Meanwhile, the number of new NDs is steadily increasing, and licensure of naturopathic physicians is expanding into new states. By April of 1999, eleven of fifty states had naturopathic licensing laws:
A number of other states are likely to enact naturopathic licensing in the near future.
Naturopathic medical education is growing by leaps and bounds. At this time, there are three accredited institutions:
There are two institutions which have candidacy for accreditation status:
The University of Bridgeport College of Naturopathic Medicine was granted candidacy status by the Counsel on Naturopathic Medical Education (CNME) on March 31, 2001 at their meeting in Tempe, Arizona.
Recently, all three U.S. naturopathic medical schools and the Canadian College of Naturopathic Medicine in Toronto moved to considerably larger campuses in order to meet the accelerating demand on the part of prospective naturopathic medical students.

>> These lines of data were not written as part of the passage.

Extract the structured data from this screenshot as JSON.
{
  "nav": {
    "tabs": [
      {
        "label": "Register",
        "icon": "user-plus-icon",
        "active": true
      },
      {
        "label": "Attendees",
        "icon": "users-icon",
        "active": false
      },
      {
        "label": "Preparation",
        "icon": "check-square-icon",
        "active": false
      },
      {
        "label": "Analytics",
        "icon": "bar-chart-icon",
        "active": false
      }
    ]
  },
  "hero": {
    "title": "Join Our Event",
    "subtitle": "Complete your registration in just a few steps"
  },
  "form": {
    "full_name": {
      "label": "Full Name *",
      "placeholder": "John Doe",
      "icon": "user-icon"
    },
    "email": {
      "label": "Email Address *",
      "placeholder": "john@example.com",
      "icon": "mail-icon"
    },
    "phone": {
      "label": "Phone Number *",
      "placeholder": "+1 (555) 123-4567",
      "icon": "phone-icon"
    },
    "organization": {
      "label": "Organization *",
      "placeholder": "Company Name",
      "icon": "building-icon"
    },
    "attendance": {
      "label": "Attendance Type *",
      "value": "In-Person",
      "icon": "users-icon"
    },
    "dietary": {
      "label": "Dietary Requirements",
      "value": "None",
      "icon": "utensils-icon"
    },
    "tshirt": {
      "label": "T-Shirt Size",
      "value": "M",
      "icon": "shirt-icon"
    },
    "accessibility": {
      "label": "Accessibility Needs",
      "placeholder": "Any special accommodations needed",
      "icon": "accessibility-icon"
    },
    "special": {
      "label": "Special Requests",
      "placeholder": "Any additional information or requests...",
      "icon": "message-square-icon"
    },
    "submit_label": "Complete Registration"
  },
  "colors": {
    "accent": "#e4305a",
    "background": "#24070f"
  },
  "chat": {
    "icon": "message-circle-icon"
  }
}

In year 2000, Bastyr University alone had over 1,000 students enrolled in its various degree-granting programs.
In a major development in the realm of public health and naturopathic medicine, the Natural Medicine Clinic opened in Kent, Washington in 1996. Funded by the King County (Seattle) Department of Public Health, the clinic is the first medical facility in the nation to offer natural medical treatments to people in the community, paid for by tax dollars. Bastyr University was selected over several leading Seattle-area hospitals to operate the clinic.
In 1999, Jane Guiltinan, ND, Dean of Clinical Affairs at Bastyr University, became the first naturopath in the U.S. to be appointed to a county hospital (Harborview Medical Center) board of trustees.
In the last half of the 1990s, exactly one century after it put down roots in North America, naturopathic medicine is finally enjoying a well-deserved renaissance.
Copyright © American Association of Naturopathic Physicians. Reprinted and revised with permission.